“My intent is to really protect the first responders,” Pack said. “We’re being overrun by fentanyl in our state. They are mixing it with a lot of different drugs and it really does expose our first responders to illness and even death.”
Fentanyl is a potent synthetic opioid that’s contributed to thousands of deadly overdoses in West Virginia. Most of the time the drug is smuggled into the U.S. from Mexico.
Pack was questioned by some delegates on whether someone should be held responsible for exposing someone to the drug without intent. Pack said the person who possesses the drug has already made a choice.
“The person who has possession takes the risk of this charge once they make the decision to be in possession of this drug,” Pack said.
Del. Mike Pushkin, D-Kanawha, was the only committee member to vote against the bill.
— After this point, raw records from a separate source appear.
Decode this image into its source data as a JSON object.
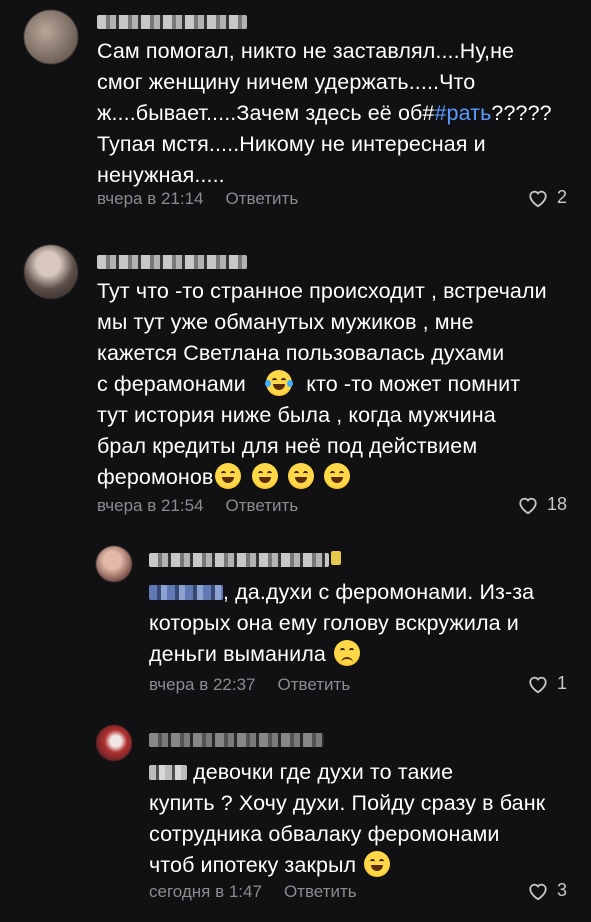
{
  "comments": [
    {
      "lines": [
        "Сам помогал, никто не заставлял....Ну,не",
        "смог женщину ничем удержать.....Что",
        "ж....бывает.....Зачем здесь её об#",
        "Тупая мстя.....Никому не интересная и",
        "ненужная....."
      ],
      "hashtag": "#рать",
      "after_hashtag": "?????",
      "time": "вчера в 21:14",
      "reply": "Ответить",
      "likes": "2"
    },
    {
      "lines": [
        "Тут что -то странное происходит , встречали",
        "мы тут уже обманутых мужиков , мне",
        "кажется Светлана пользовалась духами",
        "с ферамонами",
        "кто -то может помнит",
        "тут история ниже была , когда мужчина",
        "брал кредиты для неё под действием",
        "феромонов"
      ],
      "time": "вчера в 21:54",
      "reply": "Ответить",
      "likes": "18"
    },
    {
      "lines": [
        ", да.духи с феромонами. Из-за",
        "которых она ему голову вскружила и",
        "деньги выманила"
      ],
      "time": "вчера в 22:37",
      "reply": "Ответить",
      "likes": "1"
    },
    {
      "lines": [
        "девочки где духи то такие",
        "купить ? Хочу духи. Пойду сразу в банк",
        "сотрудника обвалаку феромонами",
        "чтоб ипотеку закрыл"
      ],
      "time": "сегодня в 1:47",
      "reply": "Ответить",
      "likes": "3"
    }
  ],
  "colors": {
    "background": "#111113",
    "text": "#ffffff",
    "meta": "#8b8b90",
    "hashtag": "#5b9bff"
  },
  "icons": {
    "like": "heart-outline-icon",
    "emoji_laugh": "rolling-on-floor-laughing-emoji",
    "emoji_joy": "face-with-tears-of-joy-emoji",
    "emoji_sad": "persevering-face-emoji"
  }
}
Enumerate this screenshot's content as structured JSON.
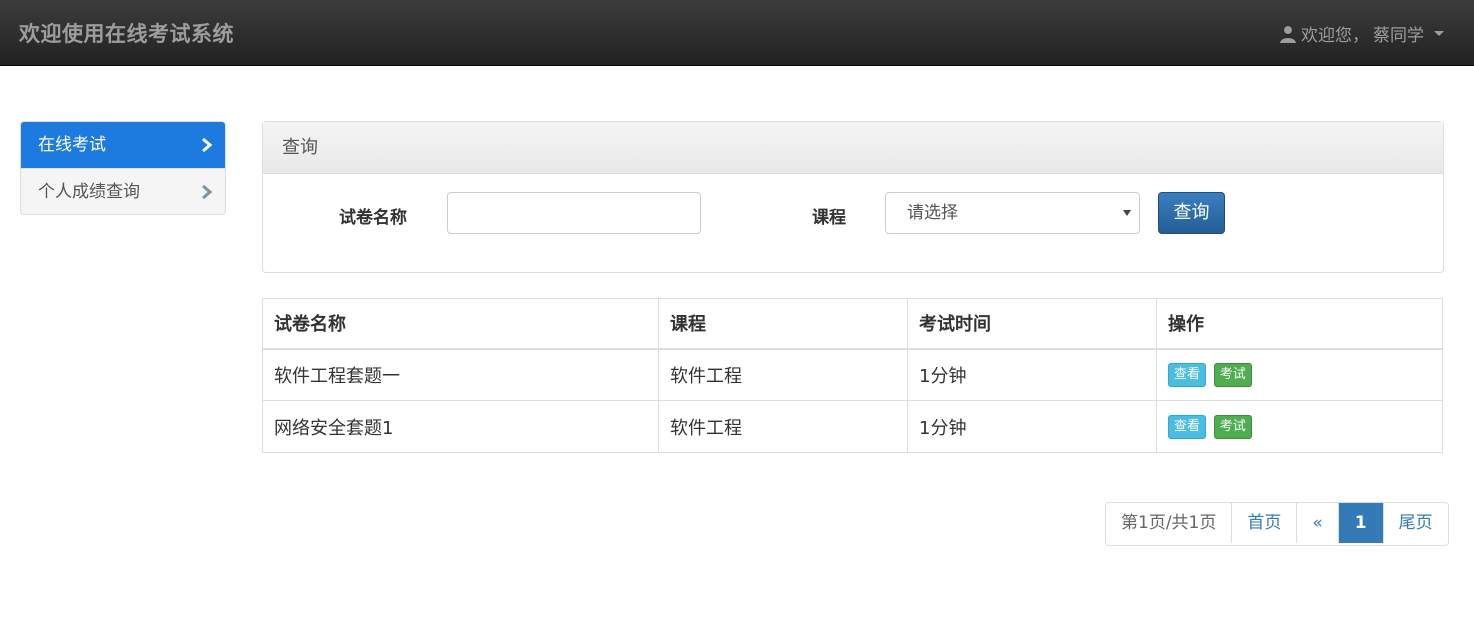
{
  "navbar": {
    "brand": "欢迎使用在线考试系统",
    "user_greeting": "欢迎您，",
    "user_name": "蔡同学"
  },
  "sidebar": {
    "items": [
      {
        "label": "在线考试",
        "active": true
      },
      {
        "label": "个人成绩查询",
        "active": false
      }
    ]
  },
  "query_panel": {
    "title": "查询",
    "paper_name_label": "试卷名称",
    "paper_name_value": "",
    "course_label": "课程",
    "course_selected": "请选择",
    "submit_label": "查询"
  },
  "table": {
    "headers": [
      "试卷名称",
      "课程",
      "考试时间",
      "操作"
    ],
    "rows": [
      {
        "paper": "软件工程套题一",
        "course": "软件工程",
        "duration": "1分钟"
      },
      {
        "paper": "网络安全套题1",
        "course": "软件工程",
        "duration": "1分钟"
      }
    ],
    "view_label": "查看",
    "exam_label": "考试"
  },
  "pagination": {
    "info": "第1页/共1页",
    "first": "首页",
    "prev": "«",
    "current": "1",
    "last": "尾页"
  },
  "colors": {
    "navbar_bg": "#222222",
    "sidebar_active": "#1d7be0",
    "primary": "#337ab7",
    "info_button": "#4bbde0",
    "success_button": "#4fae4f"
  },
  "icons": {
    "user": "user-icon",
    "caret": "caret-down-icon",
    "chevron": "chevron-right-icon",
    "select_arrow": "select-arrow-icon"
  }
}
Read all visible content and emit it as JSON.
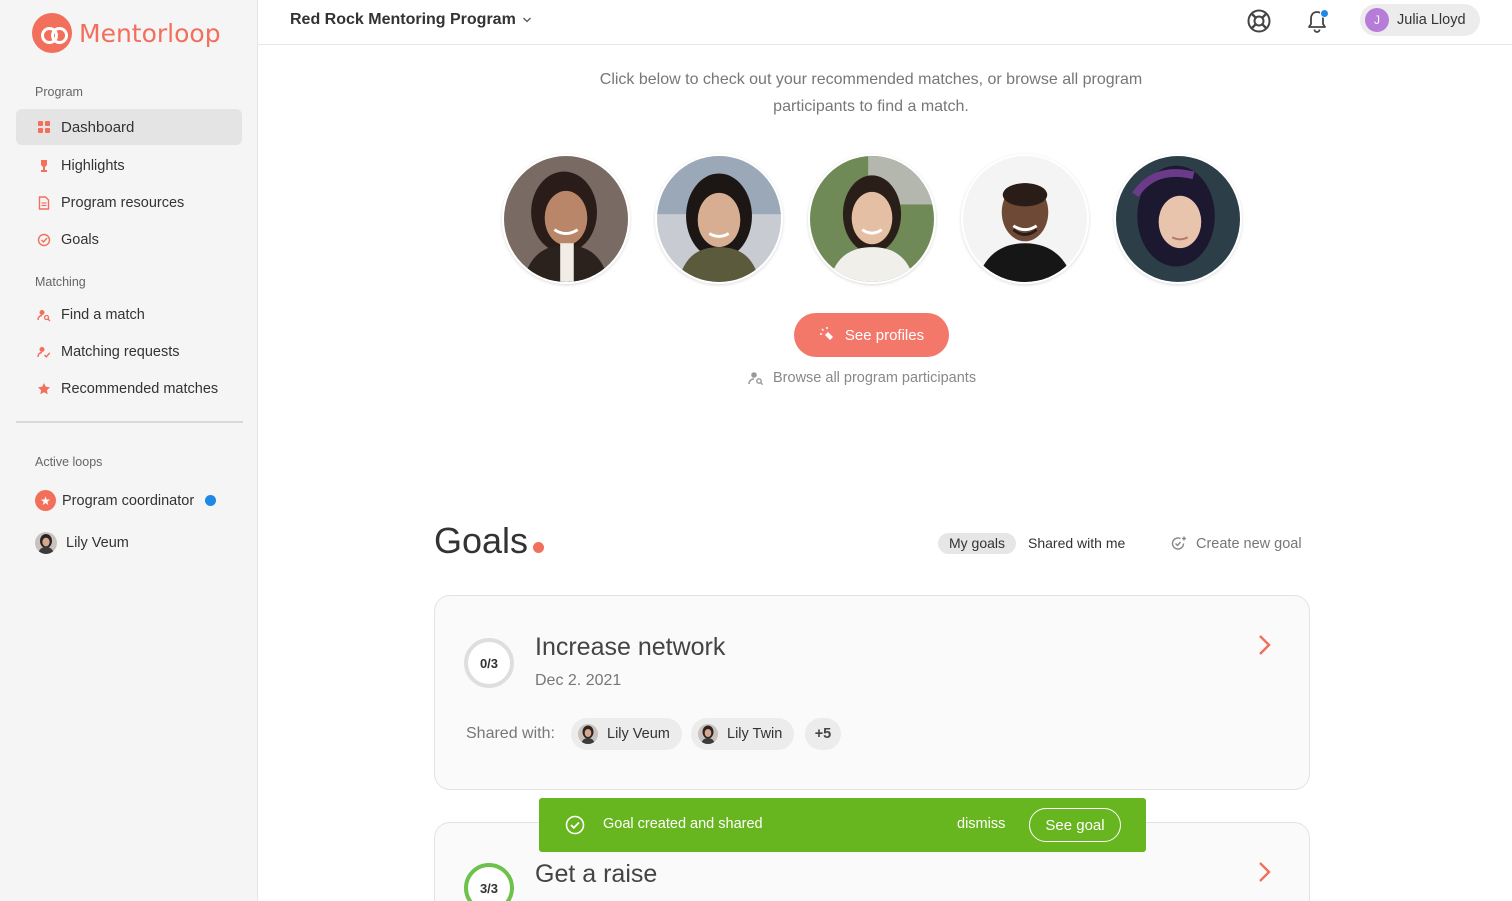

He said it won’t help with the real problems associated with the opioid epidemic.
“This isn’t going to work, it’s not going to have the desired effect,” Pushkin said. “What you really are creating is a monstrosity of a law that’s going to be very difficult to convict anybody of because you would have to show that they intentionally purchased something that is often put in other drugs.”
Pushkin said if lawmakers want to do something to eliminate the problem they should make it easier for people to get fentanyl test strips to see if the drugs they have do contain the dangerous fentanyl or not. Pushkin said last year’s harm reduction bill makes it more difficult for drug users to obtain the strips.
Pushkin said lawmakers need to think more about their responses to the epidemic.
“We’re going to have a lot of well-intended, stupid bills this year and I suggest you think about it before you vote for it,” Pushkin said. “It’s not going to have the desired effect, you’re not going to help anybody, you’re going to clog up our jails and prisons systems and it’s going to make it much harder for our prosecutors to do their jobs.”
The bill now goes to the full House for consideration.